But, here's the thing, I don't need to defend my wardrobe choices to anyone, any more than  I need to defend my grooming choices, surgical choices, HRT choices, and anything else that affects my bodily appearance.  Yes, I should be reflective about why I do things in a society that places so much emphasis on certain bodily disciplines for the two recognised genders, but ultimately I have to choose what I think will let me be safe in a violently transphobic society, what I feel comfortable with, and what I think expresses myself within the context of my culture.  For instance, I think it's very inappropriate of butch women to declare that femme women are less feminist than them, are obviously too straight-identified even when the femme woman is often some form of queer, and that femmes need to stop identifying with disempowering feminity.  Similarly, androgynous (or other non-gender-specific-expressing) women need to stop telling butch women to stop imitating men because it's showing a shame in being women, although obviously they shouldn't be too feminine.  Femmes need to not consider themselves the only "true" feminine women.  In case you're missing the subtle point, each type of gender-expressing women mentioned is defining "the proper way to be a woman" as her gender expression.  There is no One True Way.  Period.

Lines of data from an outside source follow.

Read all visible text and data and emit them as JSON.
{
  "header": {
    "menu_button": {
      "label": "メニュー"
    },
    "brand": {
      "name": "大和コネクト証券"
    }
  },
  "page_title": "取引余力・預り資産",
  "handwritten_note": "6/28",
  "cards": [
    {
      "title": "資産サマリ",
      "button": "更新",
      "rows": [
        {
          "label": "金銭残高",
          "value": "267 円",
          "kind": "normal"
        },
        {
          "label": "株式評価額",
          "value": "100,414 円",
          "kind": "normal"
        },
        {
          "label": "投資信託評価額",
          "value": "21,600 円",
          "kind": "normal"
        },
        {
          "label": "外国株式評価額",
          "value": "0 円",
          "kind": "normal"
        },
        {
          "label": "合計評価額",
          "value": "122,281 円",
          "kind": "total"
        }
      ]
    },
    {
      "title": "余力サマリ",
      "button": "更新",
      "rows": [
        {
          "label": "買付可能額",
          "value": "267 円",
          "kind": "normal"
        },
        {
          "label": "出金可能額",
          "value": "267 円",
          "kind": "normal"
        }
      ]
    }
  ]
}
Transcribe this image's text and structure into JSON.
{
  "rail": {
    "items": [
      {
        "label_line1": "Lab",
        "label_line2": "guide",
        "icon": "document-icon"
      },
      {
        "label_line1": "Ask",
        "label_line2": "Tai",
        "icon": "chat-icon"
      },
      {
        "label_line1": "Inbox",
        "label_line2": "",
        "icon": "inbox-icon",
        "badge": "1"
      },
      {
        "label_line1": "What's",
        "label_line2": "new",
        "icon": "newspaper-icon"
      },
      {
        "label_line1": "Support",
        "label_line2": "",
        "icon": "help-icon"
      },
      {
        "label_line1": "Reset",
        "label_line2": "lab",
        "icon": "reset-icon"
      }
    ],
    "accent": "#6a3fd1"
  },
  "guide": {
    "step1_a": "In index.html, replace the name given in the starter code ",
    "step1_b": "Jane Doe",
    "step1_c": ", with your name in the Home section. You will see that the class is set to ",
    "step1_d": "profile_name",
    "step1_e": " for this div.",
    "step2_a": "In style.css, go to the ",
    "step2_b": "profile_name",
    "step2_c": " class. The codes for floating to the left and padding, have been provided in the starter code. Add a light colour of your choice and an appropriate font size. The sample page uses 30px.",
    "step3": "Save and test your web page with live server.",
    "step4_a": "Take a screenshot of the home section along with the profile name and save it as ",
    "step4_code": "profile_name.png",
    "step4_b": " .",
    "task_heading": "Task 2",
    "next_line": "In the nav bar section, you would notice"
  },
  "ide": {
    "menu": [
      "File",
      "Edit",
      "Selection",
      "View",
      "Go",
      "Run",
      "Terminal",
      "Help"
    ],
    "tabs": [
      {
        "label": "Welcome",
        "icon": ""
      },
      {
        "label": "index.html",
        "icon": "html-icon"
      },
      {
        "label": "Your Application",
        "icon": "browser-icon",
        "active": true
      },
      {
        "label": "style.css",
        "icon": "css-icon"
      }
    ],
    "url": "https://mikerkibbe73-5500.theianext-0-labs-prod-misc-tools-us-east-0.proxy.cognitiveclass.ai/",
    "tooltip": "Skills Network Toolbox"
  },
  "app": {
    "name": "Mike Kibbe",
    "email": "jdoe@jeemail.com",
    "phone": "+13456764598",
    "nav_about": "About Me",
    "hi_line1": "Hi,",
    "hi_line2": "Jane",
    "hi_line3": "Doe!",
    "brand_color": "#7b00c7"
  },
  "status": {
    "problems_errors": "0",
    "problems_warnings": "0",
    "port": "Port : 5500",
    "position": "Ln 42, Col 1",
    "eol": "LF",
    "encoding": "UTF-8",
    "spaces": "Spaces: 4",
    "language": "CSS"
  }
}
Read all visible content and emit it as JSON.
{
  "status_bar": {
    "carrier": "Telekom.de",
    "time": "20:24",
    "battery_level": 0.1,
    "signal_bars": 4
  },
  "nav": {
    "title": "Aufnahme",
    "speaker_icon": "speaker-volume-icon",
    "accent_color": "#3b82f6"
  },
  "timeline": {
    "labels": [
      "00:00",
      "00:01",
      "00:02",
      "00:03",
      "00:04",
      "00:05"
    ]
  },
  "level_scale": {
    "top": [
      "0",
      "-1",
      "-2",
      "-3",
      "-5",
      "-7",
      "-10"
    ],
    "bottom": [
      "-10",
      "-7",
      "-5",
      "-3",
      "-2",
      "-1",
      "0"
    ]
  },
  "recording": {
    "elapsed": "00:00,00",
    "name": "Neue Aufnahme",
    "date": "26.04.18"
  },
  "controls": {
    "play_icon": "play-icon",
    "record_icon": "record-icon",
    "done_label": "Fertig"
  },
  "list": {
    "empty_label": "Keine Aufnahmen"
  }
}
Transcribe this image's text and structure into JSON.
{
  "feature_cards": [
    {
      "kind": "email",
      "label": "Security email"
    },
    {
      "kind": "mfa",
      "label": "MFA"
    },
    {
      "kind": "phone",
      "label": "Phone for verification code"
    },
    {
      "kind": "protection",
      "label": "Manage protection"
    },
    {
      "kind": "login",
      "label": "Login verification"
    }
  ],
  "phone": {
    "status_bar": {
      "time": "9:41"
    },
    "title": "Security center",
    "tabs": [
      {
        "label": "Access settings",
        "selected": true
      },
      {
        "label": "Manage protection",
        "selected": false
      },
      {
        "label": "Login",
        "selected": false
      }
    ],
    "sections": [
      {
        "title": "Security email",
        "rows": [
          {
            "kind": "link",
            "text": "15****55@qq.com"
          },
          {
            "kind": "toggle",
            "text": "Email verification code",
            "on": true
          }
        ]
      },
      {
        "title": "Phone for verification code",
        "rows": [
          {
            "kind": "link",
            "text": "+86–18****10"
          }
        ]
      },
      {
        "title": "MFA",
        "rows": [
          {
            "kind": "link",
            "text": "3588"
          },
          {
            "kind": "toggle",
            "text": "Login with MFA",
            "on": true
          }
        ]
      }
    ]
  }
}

I'm not going to tell you what your gender expression needs to be, because I likely don't know you or anything about you.  I don't know what makes you feel comfortable.  I don't know what you find makes you attractive to the people you're trying to attract (assuming you're trying to attract anyone).  I don't know what you find properly communicates who you are to other people.  Thus, my only advice to you is consider how you express your gender and then do so in a way appropriate to you.  Be yourself.  But think about who you are.

Of course, I would be remiss if I didn't point out that there are likely some limits and influences on your gender expression.  Available income can be a strong determinant of the kinds of things you have available as choices.  Available time can make it difficult to be able to see what's out there that you might like.  Region can also be a factor.  For example, I noticed that in one queer pub I was in in Liverpool the butch women were the ones not wearing (so much) makeup and with their hair pulled back in bands.  Which makes a certain amount of sense as the Scouse standard for women based on what I saw on the streets of Liverpool and in conversations with a Scouser woman seems to be what I'm used to thinking of as femme.  So butch there seemed less butch than what I'm used to.  For trans women we often have to have more markers of femininity than cis women to be gendered as women.  Disability can at least sometimes result in different choices for gender expression.  Race and class can certainly be factors as well.

The point is that we are individuals.  Demands that we adhere to standards based on feminist arguments/ideals is ultimately no different than demands that we adhere to societal standards.  They are not and should not be absolutes for all of us.  At best they are things to consider, things to reflect about.  But if I see one more feminist blog post discussing shaving as a feminist issue, I'm going to barf.  Such posts inevitably end up with people expressing what choices they have made and often doing so in defensive ways.  If there's a wider discussion to be had, no one is having it.  Sure, knock yourself out on your personal blogs, but for heaven's sake we really do have other issues we should be discussing than yet again whether or not we remove hair from certain parts of our body.  Think for yourself, perhaps consider what others say, and make your own decision.